Goal of the exercise
Report how many lines in the records below contain the word "mode". Nothing else belongs in the answer.

[App and web page records]

+ + + + + + +

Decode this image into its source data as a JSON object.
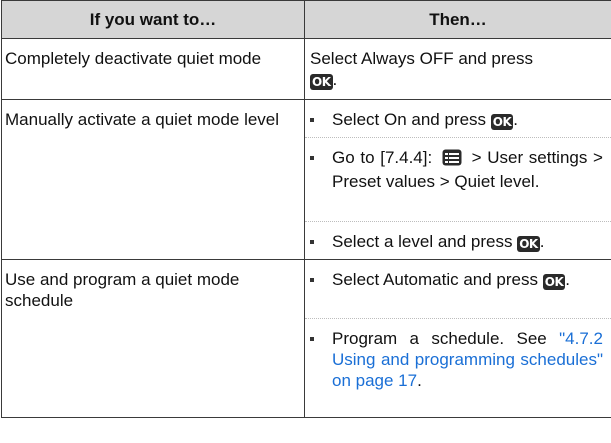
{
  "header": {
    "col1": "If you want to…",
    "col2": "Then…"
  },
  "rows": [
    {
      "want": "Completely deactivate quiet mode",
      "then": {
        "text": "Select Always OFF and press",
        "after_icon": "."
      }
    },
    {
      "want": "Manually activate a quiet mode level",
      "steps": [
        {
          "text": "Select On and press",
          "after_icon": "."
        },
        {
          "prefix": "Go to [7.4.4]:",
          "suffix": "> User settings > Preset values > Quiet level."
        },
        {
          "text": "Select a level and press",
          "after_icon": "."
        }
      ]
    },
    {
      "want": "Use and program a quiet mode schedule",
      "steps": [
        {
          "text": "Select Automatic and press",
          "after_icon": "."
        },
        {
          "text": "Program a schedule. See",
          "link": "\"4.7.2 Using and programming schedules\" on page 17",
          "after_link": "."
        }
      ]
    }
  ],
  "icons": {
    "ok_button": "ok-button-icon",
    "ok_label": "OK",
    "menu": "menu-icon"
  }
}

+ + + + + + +

Completed task
3